This is the latest of the Wayward Children novellas, and it returns the reader to the world of the Moors – the home that Jack and Jill found when they went through their door. McGuire’s second novella explored Jack and Jill’s life before they attended the Home for Wayward Children. I actually hadn’t expected her to return the Moors, but Jack and Jill’s return at the end of the Every Heart a Doorway had certainly left the potential to explore more of their story.
The novel begins in Christopher’s room, formerly Jack’s, as lightning strikes in his basement. A door follows the lightning, and two teen girls come through – a girl none of them know and what appears to be Jill. Sumi quickly corrects them that is Jack in Jill’s body, and once they wake the unconscious twin, Jack confirms that Jill and her master did indeed force her mentor to perform a body swap between the two. Jack has to go back to the Moors to regain her true body before she cracks from the wrongness and save her chosen home as Jill and the Master are about to shift the balance of the Moors. The only place she could think to go to regroup was her former school, and she quickly finds allies to go back with her, including Sumi, Kade, Cora and Christopher – despite the school’s no quest rule.

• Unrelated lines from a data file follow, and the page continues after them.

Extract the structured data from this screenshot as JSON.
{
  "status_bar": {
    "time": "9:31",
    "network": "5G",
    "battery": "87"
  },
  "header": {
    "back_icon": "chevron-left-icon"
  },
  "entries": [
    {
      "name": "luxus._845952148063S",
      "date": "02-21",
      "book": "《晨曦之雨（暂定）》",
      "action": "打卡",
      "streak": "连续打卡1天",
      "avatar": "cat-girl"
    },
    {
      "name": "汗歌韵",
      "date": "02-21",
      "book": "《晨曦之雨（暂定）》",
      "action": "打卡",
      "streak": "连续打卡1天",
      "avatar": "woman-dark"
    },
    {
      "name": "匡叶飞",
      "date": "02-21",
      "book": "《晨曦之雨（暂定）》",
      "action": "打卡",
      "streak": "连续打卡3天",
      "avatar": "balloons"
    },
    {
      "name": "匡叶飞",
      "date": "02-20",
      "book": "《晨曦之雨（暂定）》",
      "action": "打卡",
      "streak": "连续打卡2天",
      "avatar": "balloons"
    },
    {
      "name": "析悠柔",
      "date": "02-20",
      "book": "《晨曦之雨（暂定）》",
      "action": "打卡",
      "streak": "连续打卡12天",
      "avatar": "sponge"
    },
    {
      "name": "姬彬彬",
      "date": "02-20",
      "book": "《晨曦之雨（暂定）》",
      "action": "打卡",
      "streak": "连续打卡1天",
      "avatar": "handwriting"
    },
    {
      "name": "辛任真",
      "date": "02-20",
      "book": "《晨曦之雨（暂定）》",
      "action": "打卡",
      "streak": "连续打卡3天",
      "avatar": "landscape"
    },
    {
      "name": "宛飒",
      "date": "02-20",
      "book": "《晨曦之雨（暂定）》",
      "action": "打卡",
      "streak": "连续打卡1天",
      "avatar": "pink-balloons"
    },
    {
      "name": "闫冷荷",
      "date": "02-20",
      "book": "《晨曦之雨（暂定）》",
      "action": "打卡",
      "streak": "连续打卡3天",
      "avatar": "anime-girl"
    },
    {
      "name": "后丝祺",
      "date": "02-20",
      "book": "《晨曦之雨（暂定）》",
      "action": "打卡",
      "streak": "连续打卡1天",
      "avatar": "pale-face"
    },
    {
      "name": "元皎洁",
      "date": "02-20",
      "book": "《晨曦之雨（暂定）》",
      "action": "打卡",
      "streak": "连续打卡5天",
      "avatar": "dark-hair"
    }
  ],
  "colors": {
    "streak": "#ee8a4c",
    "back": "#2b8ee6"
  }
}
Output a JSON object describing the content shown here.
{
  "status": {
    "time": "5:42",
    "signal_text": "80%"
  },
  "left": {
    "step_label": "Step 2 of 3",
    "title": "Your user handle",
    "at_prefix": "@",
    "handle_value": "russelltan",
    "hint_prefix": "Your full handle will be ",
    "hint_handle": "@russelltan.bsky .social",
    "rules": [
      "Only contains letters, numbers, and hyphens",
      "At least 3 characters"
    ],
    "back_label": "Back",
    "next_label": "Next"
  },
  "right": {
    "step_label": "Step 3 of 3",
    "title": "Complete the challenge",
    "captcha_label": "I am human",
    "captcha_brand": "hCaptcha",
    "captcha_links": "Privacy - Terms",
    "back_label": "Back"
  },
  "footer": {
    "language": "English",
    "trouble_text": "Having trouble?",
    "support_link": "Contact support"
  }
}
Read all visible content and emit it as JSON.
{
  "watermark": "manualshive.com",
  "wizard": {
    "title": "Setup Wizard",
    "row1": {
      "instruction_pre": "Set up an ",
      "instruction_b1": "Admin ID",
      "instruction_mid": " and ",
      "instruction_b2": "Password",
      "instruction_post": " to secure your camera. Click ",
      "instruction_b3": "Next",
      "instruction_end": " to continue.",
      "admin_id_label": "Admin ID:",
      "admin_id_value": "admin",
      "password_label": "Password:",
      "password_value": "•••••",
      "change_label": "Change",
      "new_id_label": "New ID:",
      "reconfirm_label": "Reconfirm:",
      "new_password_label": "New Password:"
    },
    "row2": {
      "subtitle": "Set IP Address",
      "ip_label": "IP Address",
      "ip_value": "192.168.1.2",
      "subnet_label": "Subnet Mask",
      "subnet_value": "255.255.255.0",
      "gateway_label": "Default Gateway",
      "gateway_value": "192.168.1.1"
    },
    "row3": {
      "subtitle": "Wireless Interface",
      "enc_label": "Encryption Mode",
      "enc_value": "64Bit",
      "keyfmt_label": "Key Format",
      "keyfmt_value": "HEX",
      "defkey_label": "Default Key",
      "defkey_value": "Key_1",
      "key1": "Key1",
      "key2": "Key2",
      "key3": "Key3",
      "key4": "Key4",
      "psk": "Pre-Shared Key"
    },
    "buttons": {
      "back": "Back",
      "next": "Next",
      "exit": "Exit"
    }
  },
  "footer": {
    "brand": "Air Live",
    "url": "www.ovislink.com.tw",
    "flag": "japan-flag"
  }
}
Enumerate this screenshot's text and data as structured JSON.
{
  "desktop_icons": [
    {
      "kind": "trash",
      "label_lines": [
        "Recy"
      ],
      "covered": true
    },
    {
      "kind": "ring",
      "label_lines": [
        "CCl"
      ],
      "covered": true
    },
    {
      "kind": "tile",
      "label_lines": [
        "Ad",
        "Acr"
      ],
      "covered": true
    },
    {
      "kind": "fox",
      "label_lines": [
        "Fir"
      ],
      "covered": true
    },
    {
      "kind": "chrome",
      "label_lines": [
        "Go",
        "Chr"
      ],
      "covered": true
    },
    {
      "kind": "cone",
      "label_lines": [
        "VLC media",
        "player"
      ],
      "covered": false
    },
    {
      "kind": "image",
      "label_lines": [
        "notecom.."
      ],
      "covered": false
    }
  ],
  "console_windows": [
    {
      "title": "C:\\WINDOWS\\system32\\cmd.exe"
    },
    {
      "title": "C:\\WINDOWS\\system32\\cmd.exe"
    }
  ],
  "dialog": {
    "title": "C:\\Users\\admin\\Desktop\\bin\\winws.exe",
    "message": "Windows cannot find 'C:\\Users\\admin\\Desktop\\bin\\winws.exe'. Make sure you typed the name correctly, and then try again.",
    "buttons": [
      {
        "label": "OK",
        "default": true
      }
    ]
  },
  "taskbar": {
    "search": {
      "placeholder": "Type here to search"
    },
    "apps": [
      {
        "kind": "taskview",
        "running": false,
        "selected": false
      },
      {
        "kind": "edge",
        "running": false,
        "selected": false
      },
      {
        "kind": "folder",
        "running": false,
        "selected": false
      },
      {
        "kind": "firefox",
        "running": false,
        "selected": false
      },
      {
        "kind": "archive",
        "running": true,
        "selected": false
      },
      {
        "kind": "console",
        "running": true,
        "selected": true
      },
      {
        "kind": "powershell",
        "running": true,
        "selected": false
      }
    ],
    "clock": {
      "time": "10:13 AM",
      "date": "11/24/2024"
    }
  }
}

Since I liked the Moors and the idea of a world where the mad scientist and the evil vampire master serve to keep each other in check, I was happy enough to go back. I liked this one more than some other novellas in the series, but I also felt like it was more distant? McGuire has had a slightly omniscient perspective in all of these, but she also has used one character’s view point to provide that emotional connection. In Down Among the Sticks and Stones, the narrator reveals Jack’s emotional inner life, and while the first novel used Nancy as its center. This novella lacked that. She briefly touched on Cora and Christopher’s view points but it felt more removed. Even the insights into Jack seemed to be mostly ones she shared vocally or statements other made about her rather than from the narrator? That might be incorrect, it just felt like this novella let us less into people’s heads and was more focused on the actions required to happen to get to the end.